• [Problem to work on]: Write every record out again exactly as shown below.
━━━━━━━━━━━━━━━━━━━━━━━━━━━━━━
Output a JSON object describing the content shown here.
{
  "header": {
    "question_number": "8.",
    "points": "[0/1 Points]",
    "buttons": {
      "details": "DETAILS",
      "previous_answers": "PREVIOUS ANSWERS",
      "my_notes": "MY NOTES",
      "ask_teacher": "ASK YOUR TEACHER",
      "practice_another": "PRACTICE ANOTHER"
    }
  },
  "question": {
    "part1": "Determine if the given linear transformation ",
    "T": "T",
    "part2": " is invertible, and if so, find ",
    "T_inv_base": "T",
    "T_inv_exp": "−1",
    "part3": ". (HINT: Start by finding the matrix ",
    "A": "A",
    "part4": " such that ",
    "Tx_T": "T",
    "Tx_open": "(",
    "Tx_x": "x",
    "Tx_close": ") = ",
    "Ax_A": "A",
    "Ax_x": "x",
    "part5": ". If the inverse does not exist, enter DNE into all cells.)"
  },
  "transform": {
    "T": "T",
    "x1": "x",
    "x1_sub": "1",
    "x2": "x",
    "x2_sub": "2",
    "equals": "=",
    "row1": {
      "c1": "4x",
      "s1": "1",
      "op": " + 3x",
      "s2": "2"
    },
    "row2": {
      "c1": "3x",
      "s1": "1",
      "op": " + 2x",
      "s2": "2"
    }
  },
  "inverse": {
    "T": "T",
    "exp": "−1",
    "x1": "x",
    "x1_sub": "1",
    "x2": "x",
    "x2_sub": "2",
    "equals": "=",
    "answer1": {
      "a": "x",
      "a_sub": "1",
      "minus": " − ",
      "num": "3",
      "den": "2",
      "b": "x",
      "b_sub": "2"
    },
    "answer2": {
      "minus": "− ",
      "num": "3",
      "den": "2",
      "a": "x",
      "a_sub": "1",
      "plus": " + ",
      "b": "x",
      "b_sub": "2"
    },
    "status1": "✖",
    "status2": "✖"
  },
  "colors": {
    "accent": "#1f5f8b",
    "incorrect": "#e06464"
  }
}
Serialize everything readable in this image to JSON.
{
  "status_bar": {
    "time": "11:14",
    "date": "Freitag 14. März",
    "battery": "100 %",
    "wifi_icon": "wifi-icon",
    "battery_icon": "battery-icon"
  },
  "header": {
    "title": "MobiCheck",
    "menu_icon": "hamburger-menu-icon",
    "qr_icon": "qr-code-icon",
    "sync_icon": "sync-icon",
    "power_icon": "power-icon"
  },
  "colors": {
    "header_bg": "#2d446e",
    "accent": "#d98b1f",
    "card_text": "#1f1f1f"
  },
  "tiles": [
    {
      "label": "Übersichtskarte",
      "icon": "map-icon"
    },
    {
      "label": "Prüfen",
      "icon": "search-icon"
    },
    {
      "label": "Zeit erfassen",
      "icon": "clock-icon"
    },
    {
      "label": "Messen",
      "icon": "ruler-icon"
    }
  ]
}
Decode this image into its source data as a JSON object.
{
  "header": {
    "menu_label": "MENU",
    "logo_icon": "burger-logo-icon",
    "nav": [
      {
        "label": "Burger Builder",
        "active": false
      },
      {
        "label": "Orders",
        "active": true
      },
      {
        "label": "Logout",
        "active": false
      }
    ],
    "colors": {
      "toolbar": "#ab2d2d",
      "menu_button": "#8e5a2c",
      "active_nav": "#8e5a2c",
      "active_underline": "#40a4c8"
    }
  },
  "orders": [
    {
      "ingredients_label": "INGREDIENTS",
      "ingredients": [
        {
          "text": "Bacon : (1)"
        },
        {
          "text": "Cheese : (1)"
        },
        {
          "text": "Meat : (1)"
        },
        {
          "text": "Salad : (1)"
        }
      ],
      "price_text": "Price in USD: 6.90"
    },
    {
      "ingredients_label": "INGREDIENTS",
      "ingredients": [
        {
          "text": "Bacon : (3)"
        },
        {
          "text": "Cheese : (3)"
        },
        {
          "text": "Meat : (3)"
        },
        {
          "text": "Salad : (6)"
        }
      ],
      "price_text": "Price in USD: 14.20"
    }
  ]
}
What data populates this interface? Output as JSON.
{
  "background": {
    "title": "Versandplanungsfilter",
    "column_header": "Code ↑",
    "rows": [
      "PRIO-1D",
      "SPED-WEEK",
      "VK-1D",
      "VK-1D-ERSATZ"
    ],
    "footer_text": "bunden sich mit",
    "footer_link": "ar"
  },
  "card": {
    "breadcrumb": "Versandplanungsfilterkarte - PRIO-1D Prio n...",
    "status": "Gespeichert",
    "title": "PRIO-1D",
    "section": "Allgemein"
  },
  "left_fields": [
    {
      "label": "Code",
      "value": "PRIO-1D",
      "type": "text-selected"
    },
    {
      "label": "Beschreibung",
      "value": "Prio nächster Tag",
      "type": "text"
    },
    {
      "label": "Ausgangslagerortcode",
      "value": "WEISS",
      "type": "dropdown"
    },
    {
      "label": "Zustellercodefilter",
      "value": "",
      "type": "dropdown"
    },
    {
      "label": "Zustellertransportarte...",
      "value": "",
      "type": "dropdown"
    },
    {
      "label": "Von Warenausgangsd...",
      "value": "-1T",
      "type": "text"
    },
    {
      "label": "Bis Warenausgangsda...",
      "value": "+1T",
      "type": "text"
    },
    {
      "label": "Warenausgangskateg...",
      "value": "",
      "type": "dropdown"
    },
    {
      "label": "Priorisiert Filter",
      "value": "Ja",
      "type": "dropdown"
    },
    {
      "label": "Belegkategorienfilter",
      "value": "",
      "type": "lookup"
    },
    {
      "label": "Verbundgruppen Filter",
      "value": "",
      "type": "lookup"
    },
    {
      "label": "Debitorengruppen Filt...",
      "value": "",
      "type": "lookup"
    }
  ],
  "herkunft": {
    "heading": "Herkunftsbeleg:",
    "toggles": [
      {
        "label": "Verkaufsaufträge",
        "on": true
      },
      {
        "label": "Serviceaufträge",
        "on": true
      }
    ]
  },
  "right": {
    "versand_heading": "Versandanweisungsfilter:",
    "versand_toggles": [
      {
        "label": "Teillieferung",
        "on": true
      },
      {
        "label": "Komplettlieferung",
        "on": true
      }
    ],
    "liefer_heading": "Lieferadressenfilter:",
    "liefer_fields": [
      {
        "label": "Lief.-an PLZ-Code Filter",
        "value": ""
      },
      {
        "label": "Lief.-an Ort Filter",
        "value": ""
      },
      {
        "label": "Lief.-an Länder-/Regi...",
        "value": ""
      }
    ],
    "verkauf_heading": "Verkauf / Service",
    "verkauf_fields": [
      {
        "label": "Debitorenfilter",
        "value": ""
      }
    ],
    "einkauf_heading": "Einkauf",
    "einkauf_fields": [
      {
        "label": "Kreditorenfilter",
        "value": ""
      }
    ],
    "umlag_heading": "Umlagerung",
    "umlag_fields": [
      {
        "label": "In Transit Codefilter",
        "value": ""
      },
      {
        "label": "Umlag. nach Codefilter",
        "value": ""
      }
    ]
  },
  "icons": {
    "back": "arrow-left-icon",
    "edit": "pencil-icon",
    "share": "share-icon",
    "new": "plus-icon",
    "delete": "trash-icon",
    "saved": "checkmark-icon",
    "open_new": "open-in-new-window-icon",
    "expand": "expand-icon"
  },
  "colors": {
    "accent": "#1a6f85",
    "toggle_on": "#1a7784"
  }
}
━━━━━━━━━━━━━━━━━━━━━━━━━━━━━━
• [Task response]:
Output a JSON object describing the content shown here.
{
  "header": {
    "question_number": "8.",
    "points": "[0/1 Points]",
    "buttons": {
      "details": "DETAILS",
      "previous_answers": "PREVIOUS ANSWERS",
      "my_notes": "MY NOTES",
      "ask_teacher": "ASK YOUR TEACHER",
      "practice_another": "PRACTICE ANOTHER"
    }
  },
  "question": {
    "part1": "Determine if the given linear transformation ",
    "T": "T",
    "part2": " is invertible, and if so, find ",
    "T_inv_base": "T",
    "T_inv_exp": "−1",
    "part3": ". (HINT: Start by finding the matrix ",
    "A": "A",
    "part4": " such that ",
    "Tx_T": "T",
    "Tx_open": "(",
    "Tx_x": "x",
    "Tx_close": ") = ",
    "Ax_A": "A",
    "Ax_x": "x",
    "part5": ". If the inverse does not exist, enter DNE into all cells.)"
  },
  "transform": {
    "T": "T",
    "x1": "x",
    "x1_sub": "1",
    "x2": "x",
    "x2_sub": "2",
    "equals": "=",
    "row1": {
      "c1": "4x",
      "s1": "1",
      "op": " + 3x",
      "s2": "2"
    },
    "row2": {
      "c1": "3x",
      "s1": "1",
      "op": " + 2x",
      "s2": "2"
    }
  },
  "inverse": {
    "T": "T",
    "exp": "−1",
    "x1": "x",
    "x1_sub": "1",
    "x2": "x",
    "x2_sub": "2",
    "equals": "=",
    "answer1": {
      "a": "x",
      "a_sub": "1",
      "minus": " − ",
      "num": "3",
      "den": "2",
      "b": "x",
      "b_sub": "2"
    },
    "answer2": {
      "minus": "− ",
      "num": "3",
      "den": "2",
      "a": "x",
      "a_sub": "1",
      "plus": " + ",
      "b": "x",
      "b_sub": "2"
    },
    "status1": "✖",
    "status2": "✖"
  },
  "colors": {
    "accent": "#1f5f8b",
    "incorrect": "#e06464"
  }
}
Serialize everything readable in this image to JSON.
{
  "status_bar": {
    "time": "11:14",
    "date": "Freitag 14. März",
    "battery": "100 %",
    "wifi_icon": "wifi-icon",
    "battery_icon": "battery-icon"
  },
  "header": {
    "title": "MobiCheck",
    "menu_icon": "hamburger-menu-icon",
    "qr_icon": "qr-code-icon",
    "sync_icon": "sync-icon",
    "power_icon": "power-icon"
  },
  "colors": {
    "header_bg": "#2d446e",
    "accent": "#d98b1f",
    "card_text": "#1f1f1f"
  },
  "tiles": [
    {
      "label": "Übersichtskarte",
      "icon": "map-icon"
    },
    {
      "label": "Prüfen",
      "icon": "search-icon"
    },
    {
      "label": "Zeit erfassen",
      "icon": "clock-icon"
    },
    {
      "label": "Messen",
      "icon": "ruler-icon"
    }
  ]
}
Decode this image into its source data as a JSON object.
{
  "header": {
    "menu_label": "MENU",
    "logo_icon": "burger-logo-icon",
    "nav": [
      {
        "label": "Burger Builder",
        "active": false
      },
      {
        "label": "Orders",
        "active": true
      },
      {
        "label": "Logout",
        "active": false
      }
    ],
    "colors": {
      "toolbar": "#ab2d2d",
      "menu_button": "#8e5a2c",
      "active_nav": "#8e5a2c",
      "active_underline": "#40a4c8"
    }
  },
  "orders": [
    {
      "ingredients_label": "INGREDIENTS",
      "ingredients": [
        {
          "text": "Bacon : (1)"
        },
        {
          "text": "Cheese : (1)"
        },
        {
          "text": "Meat : (1)"
        },
        {
          "text": "Salad : (1)"
        }
      ],
      "price_text": "Price in USD: 6.90"
    },
    {
      "ingredients_label": "INGREDIENTS",
      "ingredients": [
        {
          "text": "Bacon : (3)"
        },
        {
          "text": "Cheese : (3)"
        },
        {
          "text": "Meat : (3)"
        },
        {
          "text": "Salad : (6)"
        }
      ],
      "price_text": "Price in USD: 14.20"
    }
  ]
}
What data populates this interface? Output as JSON.
{
  "background": {
    "title": "Versandplanungsfilter",
    "column_header": "Code ↑",
    "rows": [
      "PRIO-1D",
      "SPED-WEEK",
      "VK-1D",
      "VK-1D-ERSATZ"
    ],
    "footer_text": "bunden sich mit",
    "footer_link": "ar"
  },
  "card": {
    "breadcrumb": "Versandplanungsfilterkarte - PRIO-1D Prio n...",
    "status": "Gespeichert",
    "title": "PRIO-1D",
    "section": "Allgemein"
  },
  "left_fields": [
    {
      "label": "Code",
      "value": "PRIO-1D",
      "type": "text-selected"
    },
    {
      "label": "Beschreibung",
      "value": "Prio nächster Tag",
      "type": "text"
    },
    {
      "label": "Ausgangslagerortcode",
      "value": "WEISS",
      "type": "dropdown"
    },
    {
      "label": "Zustellercodefilter",
      "value": "",
      "type": "dropdown"
    },
    {
      "label": "Zustellertransportarte...",
      "value": "",
      "type": "dropdown"
    },
    {
      "label": "Von Warenausgangsd...",
      "value": "-1T",
      "type": "text"
    },
    {
      "label": "Bis Warenausgangsda...",
      "value": "+1T",
      "type": "text"
    },
    {
      "label": "Warenausgangskateg...",
      "value": "",
      "type": "dropdown"
    },
    {
      "label": "Priorisiert Filter",
      "value": "Ja",
      "type": "dropdown"
    },
    {
      "label": "Belegkategorienfilter",
      "value": "",
      "type": "lookup"
    },
    {
      "label": "Verbundgruppen Filter",
      "value": "",
      "type": "lookup"
    },
    {
      "label": "Debitorengruppen Filt...",
      "value": "",
      "type": "lookup"
    }
  ],
  "herkunft": {
    "heading": "Herkunftsbeleg:",
    "toggles": [
      {
        "label": "Verkaufsaufträge",
        "on": true
      },
      {
        "label": "Serviceaufträge",
        "on": true
      }
    ]
  },
  "right": {
    "versand_heading": "Versandanweisungsfilter:",
    "versand_toggles": [
      {
        "label": "Teillieferung",
        "on": true
      },
      {
        "label": "Komplettlieferung",
        "on": true
      }
    ],
    "liefer_heading": "Lieferadressenfilter:",
    "liefer_fields": [
      {
        "label": "Lief.-an PLZ-Code Filter",
        "value": ""
      },
      {
        "label": "Lief.-an Ort Filter",
        "value": ""
      },
      {
        "label": "Lief.-an Länder-/Regi...",
        "value": ""
      }
    ],
    "verkauf_heading": "Verkauf / Service",
    "verkauf_fields": [
      {
        "label": "Debitorenfilter",
        "value": ""
      }
    ],
    "einkauf_heading": "Einkauf",
    "einkauf_fields": [
      {
        "label": "Kreditorenfilter",
        "value": ""
      }
    ],
    "umlag_heading": "Umlagerung",
    "umlag_fields": [
      {
        "label": "In Transit Codefilter",
        "value": ""
      },
      {
        "label": "Umlag. nach Codefilter",
        "value": ""
      }
    ]
  },
  "icons": {
    "back": "arrow-left-icon",
    "edit": "pencil-icon",
    "share": "share-icon",
    "new": "plus-icon",
    "delete": "trash-icon",
    "saved": "checkmark-icon",
    "open_new": "open-in-new-window-icon",
    "expand": "expand-icon"
  },
  "colors": {
    "accent": "#1a6f85",
    "toggle_on": "#1a7784"
  }
}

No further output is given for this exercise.